The most effective strategy for finding files is to carefully arrange them into folders. This strategy breaks down for teams, where organizational schemes often differ between team members. It also breaks down when information is copied and reused as it becomes harder to track versions. As storage continues to grow and costs decline, the incentives to carefully archive old versions of files diminish. It is therefore important to explore new and improved search tools. The most common approach is keyword search, though recalling effective keywords can be challenging, especially as repositories grow and information flows across projects. A less common alternative is to use provenance –information about the creation, use and sharing of documents and their context, including collaborators. This paper presents a limited user study showing that provenance data is useful and desirable in search, and that an interface based on a graphical sketchpad is not only feasible, but efficient.

Modeling User Variance in Time-Biased Gain
Mark Smucker, Charles Clarke
Cranfield-style information retrieval evaluation considers variance in user information needs by evaluating retrieval systems over a set of search topics. For each search topic, traditional metrics model all users searching ranked lists in exactly the same manner and thus have zero variance in their per-topic estimate of effectiveness. Metrics that fail to model user variance overestimate the effect size of differences between retrieval systems. The modeling of user variance is critical to understanding the impact of effectiveness differences on the actual user experience.
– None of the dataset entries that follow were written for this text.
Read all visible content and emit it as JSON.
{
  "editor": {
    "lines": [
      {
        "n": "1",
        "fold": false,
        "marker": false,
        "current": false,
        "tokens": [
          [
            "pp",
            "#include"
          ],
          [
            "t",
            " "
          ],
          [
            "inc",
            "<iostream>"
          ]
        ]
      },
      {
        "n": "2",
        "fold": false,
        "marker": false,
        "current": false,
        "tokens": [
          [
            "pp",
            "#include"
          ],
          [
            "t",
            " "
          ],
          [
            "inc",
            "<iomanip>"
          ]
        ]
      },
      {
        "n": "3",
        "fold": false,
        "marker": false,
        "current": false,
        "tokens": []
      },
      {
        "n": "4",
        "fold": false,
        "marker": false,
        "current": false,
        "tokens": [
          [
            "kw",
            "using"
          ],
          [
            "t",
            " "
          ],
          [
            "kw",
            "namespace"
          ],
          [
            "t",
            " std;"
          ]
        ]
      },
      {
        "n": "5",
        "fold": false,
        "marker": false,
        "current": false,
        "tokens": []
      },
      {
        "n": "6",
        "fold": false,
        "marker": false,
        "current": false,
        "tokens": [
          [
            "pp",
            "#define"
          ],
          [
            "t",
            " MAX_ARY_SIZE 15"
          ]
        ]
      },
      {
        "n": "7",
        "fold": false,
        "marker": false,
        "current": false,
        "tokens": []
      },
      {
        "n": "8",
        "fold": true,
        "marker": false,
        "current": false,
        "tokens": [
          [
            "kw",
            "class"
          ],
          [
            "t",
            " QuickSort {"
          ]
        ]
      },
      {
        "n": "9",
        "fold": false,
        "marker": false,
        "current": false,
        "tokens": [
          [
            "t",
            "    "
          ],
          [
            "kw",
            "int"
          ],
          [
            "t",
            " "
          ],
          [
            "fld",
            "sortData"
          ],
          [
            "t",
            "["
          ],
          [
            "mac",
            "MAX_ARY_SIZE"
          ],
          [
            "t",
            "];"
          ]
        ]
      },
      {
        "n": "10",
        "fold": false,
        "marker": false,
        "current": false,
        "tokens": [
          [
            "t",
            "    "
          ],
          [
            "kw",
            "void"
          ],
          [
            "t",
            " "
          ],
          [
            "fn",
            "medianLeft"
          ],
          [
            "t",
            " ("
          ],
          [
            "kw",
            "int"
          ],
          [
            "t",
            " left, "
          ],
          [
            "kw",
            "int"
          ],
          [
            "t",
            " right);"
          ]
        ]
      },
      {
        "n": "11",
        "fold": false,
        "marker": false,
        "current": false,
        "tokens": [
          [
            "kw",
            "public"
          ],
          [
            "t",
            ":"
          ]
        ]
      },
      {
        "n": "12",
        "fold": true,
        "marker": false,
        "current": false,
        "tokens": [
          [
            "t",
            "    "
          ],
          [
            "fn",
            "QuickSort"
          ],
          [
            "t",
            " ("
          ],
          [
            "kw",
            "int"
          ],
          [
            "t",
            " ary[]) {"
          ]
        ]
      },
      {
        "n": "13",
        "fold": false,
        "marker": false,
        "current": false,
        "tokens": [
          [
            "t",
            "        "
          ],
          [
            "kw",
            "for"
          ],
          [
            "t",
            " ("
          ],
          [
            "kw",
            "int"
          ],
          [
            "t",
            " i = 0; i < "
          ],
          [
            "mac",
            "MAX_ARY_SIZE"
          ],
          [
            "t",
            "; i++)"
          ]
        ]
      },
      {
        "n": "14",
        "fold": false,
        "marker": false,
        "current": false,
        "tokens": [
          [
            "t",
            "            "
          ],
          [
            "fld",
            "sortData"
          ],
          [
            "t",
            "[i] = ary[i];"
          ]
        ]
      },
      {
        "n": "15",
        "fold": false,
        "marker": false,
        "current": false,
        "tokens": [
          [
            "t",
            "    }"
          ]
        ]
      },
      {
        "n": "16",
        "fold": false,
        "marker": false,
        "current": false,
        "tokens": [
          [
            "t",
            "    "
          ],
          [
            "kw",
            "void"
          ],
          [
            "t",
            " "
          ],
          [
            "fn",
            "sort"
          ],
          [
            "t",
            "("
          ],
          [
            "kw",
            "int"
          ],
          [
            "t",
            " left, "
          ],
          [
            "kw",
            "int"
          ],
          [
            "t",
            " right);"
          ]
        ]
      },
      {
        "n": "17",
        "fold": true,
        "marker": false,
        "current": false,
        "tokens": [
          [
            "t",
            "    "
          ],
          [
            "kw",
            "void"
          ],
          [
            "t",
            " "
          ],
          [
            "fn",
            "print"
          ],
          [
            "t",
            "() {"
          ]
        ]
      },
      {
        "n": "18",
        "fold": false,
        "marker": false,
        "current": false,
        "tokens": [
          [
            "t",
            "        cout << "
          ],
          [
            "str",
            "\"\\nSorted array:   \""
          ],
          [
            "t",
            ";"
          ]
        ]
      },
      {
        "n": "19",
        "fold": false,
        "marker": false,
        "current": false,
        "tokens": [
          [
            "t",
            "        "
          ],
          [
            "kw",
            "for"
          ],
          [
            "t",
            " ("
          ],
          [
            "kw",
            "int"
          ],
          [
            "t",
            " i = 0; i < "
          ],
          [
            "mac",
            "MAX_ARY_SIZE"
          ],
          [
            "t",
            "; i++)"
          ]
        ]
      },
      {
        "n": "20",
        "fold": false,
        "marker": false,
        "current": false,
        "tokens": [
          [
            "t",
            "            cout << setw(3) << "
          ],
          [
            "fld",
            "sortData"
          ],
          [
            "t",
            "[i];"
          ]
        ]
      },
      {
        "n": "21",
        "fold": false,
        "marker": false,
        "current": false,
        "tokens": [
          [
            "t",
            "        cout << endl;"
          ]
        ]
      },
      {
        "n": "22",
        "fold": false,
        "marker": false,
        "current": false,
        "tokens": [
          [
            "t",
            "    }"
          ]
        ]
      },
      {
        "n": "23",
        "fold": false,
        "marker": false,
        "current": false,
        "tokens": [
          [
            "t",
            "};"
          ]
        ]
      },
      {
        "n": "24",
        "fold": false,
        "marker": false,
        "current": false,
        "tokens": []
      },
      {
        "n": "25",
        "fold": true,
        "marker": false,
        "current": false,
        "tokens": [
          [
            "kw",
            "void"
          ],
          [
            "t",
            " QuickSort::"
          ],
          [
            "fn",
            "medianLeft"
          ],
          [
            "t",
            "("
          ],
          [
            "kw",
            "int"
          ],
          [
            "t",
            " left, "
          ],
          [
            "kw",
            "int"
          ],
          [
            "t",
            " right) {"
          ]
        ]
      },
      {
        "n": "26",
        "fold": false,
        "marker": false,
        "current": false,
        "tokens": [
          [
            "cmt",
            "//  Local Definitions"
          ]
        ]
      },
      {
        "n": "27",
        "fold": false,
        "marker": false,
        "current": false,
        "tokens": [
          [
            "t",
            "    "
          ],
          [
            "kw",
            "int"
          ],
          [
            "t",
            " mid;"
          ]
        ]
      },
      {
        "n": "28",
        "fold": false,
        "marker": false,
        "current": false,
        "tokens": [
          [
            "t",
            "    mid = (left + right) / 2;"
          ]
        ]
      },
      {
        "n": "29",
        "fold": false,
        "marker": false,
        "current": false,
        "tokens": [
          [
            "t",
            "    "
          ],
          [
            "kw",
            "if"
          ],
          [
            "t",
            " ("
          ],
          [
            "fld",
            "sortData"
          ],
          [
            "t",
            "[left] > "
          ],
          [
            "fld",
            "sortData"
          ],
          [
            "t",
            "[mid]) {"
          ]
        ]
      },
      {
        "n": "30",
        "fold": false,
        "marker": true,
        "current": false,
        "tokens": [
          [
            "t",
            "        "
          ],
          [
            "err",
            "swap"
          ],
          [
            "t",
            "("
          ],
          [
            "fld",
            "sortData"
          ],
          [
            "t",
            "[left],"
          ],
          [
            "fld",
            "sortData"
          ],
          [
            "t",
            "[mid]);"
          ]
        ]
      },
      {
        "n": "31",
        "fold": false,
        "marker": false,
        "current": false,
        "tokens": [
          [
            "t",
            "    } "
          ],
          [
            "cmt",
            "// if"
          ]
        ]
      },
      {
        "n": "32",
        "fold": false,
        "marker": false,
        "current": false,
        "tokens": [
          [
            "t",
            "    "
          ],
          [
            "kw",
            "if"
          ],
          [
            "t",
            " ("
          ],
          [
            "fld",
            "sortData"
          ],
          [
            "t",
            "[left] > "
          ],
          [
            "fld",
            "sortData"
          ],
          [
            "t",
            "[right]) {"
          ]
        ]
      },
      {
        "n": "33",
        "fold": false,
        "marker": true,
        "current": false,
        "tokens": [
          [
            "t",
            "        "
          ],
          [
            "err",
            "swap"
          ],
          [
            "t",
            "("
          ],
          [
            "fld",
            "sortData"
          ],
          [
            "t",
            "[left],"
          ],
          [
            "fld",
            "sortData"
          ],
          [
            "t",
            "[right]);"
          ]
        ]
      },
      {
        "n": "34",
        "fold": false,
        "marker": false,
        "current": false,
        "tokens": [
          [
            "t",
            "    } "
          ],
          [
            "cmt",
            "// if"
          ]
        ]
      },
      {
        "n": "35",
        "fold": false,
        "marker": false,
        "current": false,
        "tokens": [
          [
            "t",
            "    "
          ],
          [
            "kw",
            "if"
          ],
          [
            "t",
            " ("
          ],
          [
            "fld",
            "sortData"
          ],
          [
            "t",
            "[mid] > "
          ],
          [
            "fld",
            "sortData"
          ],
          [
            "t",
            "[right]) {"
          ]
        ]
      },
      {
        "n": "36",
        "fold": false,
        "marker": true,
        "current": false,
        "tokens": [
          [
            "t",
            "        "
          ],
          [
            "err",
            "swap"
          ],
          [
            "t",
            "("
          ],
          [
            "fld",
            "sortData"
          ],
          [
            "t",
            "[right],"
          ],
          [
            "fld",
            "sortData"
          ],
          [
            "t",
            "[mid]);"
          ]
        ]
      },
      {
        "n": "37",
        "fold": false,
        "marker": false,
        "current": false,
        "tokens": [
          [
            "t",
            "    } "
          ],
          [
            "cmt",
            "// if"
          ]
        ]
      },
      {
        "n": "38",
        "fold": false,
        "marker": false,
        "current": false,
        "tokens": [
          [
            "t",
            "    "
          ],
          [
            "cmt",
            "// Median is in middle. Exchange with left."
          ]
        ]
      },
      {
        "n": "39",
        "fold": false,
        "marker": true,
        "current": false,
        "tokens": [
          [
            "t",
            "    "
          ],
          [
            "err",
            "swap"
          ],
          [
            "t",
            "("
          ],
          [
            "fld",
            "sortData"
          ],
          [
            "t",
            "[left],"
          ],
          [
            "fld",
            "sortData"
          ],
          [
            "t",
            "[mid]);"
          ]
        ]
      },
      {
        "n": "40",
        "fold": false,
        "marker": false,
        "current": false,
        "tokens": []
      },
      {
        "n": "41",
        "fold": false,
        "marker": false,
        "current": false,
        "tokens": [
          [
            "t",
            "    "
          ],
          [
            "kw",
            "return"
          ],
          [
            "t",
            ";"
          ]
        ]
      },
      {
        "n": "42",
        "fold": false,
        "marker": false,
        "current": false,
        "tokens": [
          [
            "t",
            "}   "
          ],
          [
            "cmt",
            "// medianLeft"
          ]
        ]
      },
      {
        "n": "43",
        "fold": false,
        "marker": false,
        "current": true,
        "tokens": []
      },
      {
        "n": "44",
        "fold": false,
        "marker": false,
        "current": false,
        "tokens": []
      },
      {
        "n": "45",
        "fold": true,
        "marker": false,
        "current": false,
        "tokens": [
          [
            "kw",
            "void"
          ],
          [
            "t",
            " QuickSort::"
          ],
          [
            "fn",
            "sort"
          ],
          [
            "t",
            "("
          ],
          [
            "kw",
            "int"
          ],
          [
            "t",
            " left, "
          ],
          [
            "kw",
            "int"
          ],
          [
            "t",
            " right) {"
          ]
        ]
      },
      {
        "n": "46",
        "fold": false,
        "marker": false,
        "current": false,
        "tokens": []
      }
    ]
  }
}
If the variance of a difference is high, the effect on user experience will be low. Time-biased gain is an evaluation metric that models user interaction with ranked lists that are displayed using document surrogates. In this paper, we extend the stochastic simulation of time-biased gain to model the variation between users. We validate this new version of time-biased gain by showing that it produces distributions of gain that agree well with actual distributions produced by real users. With a per-topic variance in its effectiveness measure, time-biased gain allows for the measurement of the effect size of differences, which allows researchers to understand the extent to which predicted performance improvements matter to real users.
The goal of this paper is to provide guidance to researchers investigating exploratory search behaviors and exploratory search systems. It focuses on the design of search tasks assigned in such studies. Based on a review of past studies, a set of task characteristics associated with exploratory search tasks are identified: exploratory search tasks focus on learning and investigative search goals; they are general (rather than specific), open-ended, and often target multiple items/documents; they involve uncertainty and are motivated by ill-defined or ill-structured problems; they are dynamic and evolve over time; they are multi-faceted and may be procedurally complex; and they are often accompanied by other information or cognitive behaviors, such as sensemaking. Recommendations are provided for the design of search task descriptions that will elicit exploratory search behaviors.